To salvage a 40-year community tradition in the midst of Covid-19, WJCT worked across the entire organization to create a multi-platform engaging and immersive Jazz Festival Weekend experience for its community.
A staff person at a resettlement agency recounted how after the 2016 Presidential election, the steady flow of new refugees slowed to a trickle. The stories of refugees needed to be told. VPM decided to launch a podcast with a new model that included the community in every step of the process in order to create a powerful and meaningful product. To do this, VPM needed to establish authentic relationships where everyone feels invested.
To get started, we hired as project advisors two former journalists who had recently resettled in Virginia. Zarmina Wahidi and Nazir Afzali brought with them their rich experience working in Afghanistan as reporters, fixers and translators. When Zarmina stepped into our studio, she shared memories of being the first woman in her family to have a professional job.
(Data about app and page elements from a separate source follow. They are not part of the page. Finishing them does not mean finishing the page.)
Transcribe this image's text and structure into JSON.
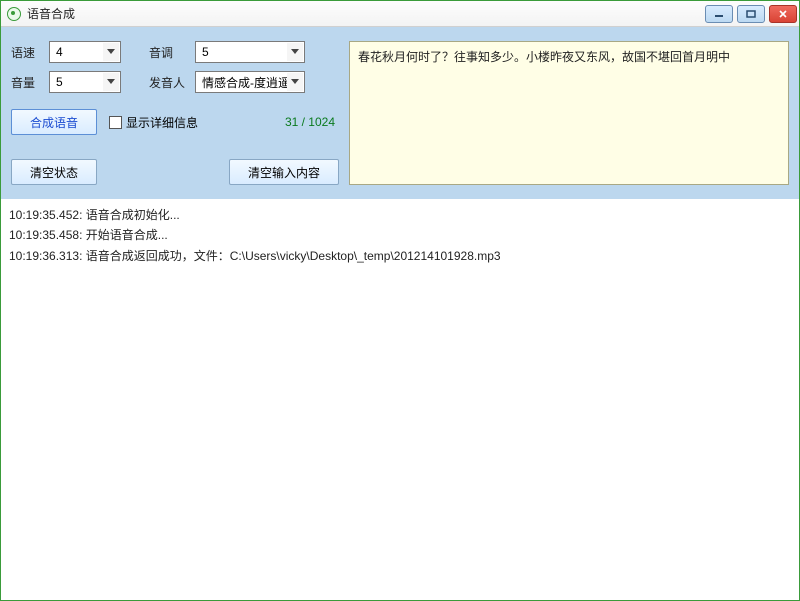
{
  "window": {
    "title": "语音合成"
  },
  "controls": {
    "speed_label": "语速",
    "speed_value": "4",
    "pitch_label": "音调",
    "pitch_value": "5",
    "volume_label": "音量",
    "volume_value": "5",
    "speaker_label": "发音人",
    "speaker_value": "情感合成-度逍遥"
  },
  "actions": {
    "synthesize_label": "合成语音",
    "show_detail_label": "显示详细信息",
    "clear_status_label": "清空状态",
    "clear_input_label": "清空输入内容"
  },
  "counter": {
    "text": "31 / 1024"
  },
  "input": {
    "text": "春花秋月何时了？往事知多少。小楼昨夜又东风，故国不堪回首月明中"
  },
  "log": {
    "lines": [
      "10:19:35.452: 语音合成初始化...",
      "10:19:35.458: 开始语音合成...",
      "10:19:36.313: 语音合成返回成功，文件：C:\\Users\\vicky\\Desktop\\_temp\\201214101928.mp3"
    ]
  }
}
In the last episode of Resettled, she provided the voice-over for a mother who shared her excitement about the freedom of owning her own car.
We sought out poet and social entrepreneur Ahmed Badr, who resettled from Iraq, to be our host and producer. Along with building relationships with individuals, we connected with nonprofits like ReEstablish Richmond and the Peer Leader Group at Harrisonburg High School. Together, we organized two storytelling workshops: one for adults, the other for high school students. We also recorded stories on-site at the Festival of Cultures in Charlottesville, Harrisonburg International Festival, and World Refugee Day in Richmond.
Through active community-building, we learned from refugees about the issues they face and the complexities of the resettlement process. We built trust within a community we rarely accessed before this project.
The series launched in July 2020 and was met with high-acclaim from immigrant- and minority-led podcasts like Kerning Cultures, Immigrantly, and Subtitle. Along with promotional plugs, thoughtful reviews like this one from Subtitle reinforced our original intent:
“Listening to Resettled is like flipping the lens on America. All of the absurd contradictions come into focus. And it is the refugees asking the questions; they seem like the sensible ones. They are humanized here, quite the counterweight to how they have been portrayed by some in the corridors of power.”
By including the impacted community in the process, we provided a platform and created a replicable approach to share stories in a way that matter to both immigrants and the community at large. Since the podcast launched, it was downloaded over 45K times, reached 50K people on social media, was featured on Apple Podcasts, and tweeted about by the U.S. division of the UNHCR.
More importantly, though, is the feedback we received from those involved in the project. Fatimah, one young workshop participant, said the project inspired her to join the university newspaper. A former intern is now working full-time for ReEstablish Richmond. And Dadi Neopaney, a refugee from Bhutan, sent me a text message after listening to the Jobs episode: "Cried, what a great podcast. I cried, too. THIS is impact."
The project was awarded $65,000 by the Virginia Foundation for Public Media. During the production, a donor contributed $1,000.